→ **What is expected**:
Copy whichever lines of the data hold the word "JSON".

(Beginning of Supplied information)

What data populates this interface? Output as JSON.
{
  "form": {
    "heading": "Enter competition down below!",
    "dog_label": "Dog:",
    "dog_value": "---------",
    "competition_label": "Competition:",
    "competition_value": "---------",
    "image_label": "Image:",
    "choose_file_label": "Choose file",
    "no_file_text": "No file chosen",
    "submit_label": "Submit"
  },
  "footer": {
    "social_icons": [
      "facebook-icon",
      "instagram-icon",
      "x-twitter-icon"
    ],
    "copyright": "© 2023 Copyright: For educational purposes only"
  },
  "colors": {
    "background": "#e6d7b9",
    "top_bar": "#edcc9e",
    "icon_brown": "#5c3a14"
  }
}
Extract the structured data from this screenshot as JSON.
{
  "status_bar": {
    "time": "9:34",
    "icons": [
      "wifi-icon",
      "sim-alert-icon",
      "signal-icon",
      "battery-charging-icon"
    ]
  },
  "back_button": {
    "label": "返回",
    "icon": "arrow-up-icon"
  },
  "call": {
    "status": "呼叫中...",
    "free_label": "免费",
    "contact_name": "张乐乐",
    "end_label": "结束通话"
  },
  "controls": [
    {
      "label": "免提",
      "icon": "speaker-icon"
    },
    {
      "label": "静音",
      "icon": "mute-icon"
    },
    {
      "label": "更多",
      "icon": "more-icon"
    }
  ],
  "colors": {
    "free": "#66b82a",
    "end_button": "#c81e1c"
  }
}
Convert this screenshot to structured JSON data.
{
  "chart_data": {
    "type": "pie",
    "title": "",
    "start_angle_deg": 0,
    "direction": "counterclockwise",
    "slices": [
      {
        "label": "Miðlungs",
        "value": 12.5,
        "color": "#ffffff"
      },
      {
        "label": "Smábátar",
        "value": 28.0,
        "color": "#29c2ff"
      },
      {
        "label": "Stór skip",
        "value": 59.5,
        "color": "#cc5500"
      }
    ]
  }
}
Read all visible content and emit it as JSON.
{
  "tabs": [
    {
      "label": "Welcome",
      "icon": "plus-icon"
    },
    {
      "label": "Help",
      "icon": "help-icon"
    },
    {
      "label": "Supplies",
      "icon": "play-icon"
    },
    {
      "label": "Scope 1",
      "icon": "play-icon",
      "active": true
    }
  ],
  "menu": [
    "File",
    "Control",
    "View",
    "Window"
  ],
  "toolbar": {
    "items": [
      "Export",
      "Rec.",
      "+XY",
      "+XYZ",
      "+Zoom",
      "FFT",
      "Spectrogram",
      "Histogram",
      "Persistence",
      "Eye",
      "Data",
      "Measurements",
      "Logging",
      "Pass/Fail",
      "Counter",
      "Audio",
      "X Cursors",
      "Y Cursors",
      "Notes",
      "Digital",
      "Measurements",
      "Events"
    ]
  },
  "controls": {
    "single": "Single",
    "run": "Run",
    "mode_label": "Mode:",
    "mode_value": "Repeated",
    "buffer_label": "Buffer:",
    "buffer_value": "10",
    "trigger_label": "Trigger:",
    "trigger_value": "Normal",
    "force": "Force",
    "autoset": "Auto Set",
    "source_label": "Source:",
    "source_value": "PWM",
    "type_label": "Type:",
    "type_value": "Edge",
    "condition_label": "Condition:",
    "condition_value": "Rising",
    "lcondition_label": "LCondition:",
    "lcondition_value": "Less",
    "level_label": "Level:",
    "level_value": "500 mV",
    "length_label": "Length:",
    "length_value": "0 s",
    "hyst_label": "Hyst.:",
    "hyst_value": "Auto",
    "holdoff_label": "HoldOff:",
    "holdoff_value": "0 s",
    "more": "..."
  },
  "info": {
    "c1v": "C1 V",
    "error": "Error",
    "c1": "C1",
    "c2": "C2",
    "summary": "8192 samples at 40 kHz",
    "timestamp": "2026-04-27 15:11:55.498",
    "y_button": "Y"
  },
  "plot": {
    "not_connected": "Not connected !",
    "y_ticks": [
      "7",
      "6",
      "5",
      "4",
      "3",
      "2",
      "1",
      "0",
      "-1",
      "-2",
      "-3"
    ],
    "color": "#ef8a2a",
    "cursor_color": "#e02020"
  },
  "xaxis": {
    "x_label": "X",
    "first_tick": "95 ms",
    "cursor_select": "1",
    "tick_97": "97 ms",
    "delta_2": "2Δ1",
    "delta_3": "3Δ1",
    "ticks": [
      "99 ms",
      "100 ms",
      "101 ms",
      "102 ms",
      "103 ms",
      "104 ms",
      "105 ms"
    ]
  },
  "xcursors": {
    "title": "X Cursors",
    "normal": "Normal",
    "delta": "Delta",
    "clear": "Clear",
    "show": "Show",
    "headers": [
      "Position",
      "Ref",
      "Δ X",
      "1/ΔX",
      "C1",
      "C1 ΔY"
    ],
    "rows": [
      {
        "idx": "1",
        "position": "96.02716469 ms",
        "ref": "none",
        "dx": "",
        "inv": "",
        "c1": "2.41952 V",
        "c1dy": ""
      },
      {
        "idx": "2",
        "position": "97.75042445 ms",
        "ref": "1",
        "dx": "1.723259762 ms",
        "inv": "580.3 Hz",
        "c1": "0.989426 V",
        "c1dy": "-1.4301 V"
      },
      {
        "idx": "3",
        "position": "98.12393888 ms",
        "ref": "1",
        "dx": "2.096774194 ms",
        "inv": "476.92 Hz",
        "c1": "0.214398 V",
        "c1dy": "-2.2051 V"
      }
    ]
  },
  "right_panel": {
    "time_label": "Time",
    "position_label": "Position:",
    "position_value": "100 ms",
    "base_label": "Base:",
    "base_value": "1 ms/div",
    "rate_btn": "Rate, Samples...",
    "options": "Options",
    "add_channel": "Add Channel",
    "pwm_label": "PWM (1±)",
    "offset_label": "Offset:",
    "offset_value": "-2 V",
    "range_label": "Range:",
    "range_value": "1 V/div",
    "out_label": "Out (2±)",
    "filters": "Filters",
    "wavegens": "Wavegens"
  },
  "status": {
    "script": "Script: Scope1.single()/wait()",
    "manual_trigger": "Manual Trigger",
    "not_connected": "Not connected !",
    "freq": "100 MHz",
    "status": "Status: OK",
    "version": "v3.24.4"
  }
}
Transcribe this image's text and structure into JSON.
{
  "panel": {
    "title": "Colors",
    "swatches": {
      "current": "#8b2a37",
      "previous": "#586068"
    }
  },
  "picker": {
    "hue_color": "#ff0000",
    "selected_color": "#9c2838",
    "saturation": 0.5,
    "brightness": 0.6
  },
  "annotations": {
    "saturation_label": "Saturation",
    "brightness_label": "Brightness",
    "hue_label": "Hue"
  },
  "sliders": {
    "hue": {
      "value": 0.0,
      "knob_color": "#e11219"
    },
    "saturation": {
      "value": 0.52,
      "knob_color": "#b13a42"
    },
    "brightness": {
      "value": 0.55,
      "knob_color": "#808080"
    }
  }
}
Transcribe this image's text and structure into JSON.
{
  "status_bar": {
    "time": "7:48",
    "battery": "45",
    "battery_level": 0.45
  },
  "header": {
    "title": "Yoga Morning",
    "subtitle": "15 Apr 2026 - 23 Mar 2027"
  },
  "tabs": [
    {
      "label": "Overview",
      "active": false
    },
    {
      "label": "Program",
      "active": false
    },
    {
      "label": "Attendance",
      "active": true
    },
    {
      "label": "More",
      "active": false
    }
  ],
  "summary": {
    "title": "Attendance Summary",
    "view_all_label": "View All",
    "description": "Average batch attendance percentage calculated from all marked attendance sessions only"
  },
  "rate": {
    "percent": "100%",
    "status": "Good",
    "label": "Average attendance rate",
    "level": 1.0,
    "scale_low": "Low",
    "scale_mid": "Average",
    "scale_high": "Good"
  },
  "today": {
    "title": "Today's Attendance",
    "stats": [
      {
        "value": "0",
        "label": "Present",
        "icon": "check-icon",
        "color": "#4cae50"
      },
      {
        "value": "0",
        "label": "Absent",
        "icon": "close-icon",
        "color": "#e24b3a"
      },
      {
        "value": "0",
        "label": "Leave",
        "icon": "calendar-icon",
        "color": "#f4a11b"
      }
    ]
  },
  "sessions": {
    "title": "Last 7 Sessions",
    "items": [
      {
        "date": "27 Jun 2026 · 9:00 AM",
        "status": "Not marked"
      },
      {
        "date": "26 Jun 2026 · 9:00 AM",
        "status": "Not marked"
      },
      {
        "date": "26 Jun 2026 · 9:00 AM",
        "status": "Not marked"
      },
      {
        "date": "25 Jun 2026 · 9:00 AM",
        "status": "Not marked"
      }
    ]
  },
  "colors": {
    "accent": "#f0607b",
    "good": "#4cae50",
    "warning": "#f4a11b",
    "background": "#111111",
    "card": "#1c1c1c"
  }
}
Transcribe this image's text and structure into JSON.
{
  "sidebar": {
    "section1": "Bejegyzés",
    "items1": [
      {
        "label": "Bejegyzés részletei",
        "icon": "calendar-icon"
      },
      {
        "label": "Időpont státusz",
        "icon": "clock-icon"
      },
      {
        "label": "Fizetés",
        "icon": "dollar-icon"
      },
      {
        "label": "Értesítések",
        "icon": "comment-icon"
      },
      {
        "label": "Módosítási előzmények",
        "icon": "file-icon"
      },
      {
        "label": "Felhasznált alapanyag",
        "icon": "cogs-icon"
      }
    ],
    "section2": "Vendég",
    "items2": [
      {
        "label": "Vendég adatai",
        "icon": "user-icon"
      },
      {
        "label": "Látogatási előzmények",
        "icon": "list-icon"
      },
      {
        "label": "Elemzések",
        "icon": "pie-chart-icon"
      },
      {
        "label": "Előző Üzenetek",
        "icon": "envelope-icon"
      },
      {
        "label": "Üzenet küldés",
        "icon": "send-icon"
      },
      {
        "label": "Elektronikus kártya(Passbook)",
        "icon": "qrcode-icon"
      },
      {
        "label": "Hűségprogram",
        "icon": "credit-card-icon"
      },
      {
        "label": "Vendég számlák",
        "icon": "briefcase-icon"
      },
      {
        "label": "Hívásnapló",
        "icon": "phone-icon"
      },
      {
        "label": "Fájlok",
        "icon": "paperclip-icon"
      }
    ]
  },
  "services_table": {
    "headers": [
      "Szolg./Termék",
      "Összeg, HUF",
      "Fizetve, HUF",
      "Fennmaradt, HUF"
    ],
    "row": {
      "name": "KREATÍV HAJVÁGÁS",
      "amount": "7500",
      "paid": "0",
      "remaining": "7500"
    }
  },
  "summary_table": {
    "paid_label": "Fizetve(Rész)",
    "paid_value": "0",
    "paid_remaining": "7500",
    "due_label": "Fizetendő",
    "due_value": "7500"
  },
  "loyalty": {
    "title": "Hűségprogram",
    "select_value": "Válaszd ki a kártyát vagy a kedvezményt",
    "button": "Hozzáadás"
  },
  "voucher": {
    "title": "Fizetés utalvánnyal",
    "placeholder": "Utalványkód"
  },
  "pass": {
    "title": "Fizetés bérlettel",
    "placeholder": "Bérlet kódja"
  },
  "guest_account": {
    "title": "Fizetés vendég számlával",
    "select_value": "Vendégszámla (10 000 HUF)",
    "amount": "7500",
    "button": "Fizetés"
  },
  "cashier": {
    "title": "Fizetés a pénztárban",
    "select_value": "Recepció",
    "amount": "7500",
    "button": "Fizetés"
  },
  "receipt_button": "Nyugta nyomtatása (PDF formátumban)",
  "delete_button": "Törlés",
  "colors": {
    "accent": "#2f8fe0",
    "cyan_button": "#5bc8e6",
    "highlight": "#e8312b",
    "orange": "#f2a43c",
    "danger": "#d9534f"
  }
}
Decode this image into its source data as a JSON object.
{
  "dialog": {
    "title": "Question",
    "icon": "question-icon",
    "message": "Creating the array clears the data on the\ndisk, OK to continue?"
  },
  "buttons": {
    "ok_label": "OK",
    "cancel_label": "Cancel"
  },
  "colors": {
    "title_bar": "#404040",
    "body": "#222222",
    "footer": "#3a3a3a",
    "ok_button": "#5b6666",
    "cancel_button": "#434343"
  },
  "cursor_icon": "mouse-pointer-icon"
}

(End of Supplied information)

→ **Answer to the exercise**:
What data populates this interface? Output as JSON.
Extract the structured data from this screenshot as JSON.
Convert this screenshot to structured JSON data.
Read all visible content and emit it as JSON.
Transcribe this image's text and structure into JSON.
Transcribe this image's text and structure into JSON.
Transcribe this image's text and structure into JSON.
Decode this image into its source data as a JSON object.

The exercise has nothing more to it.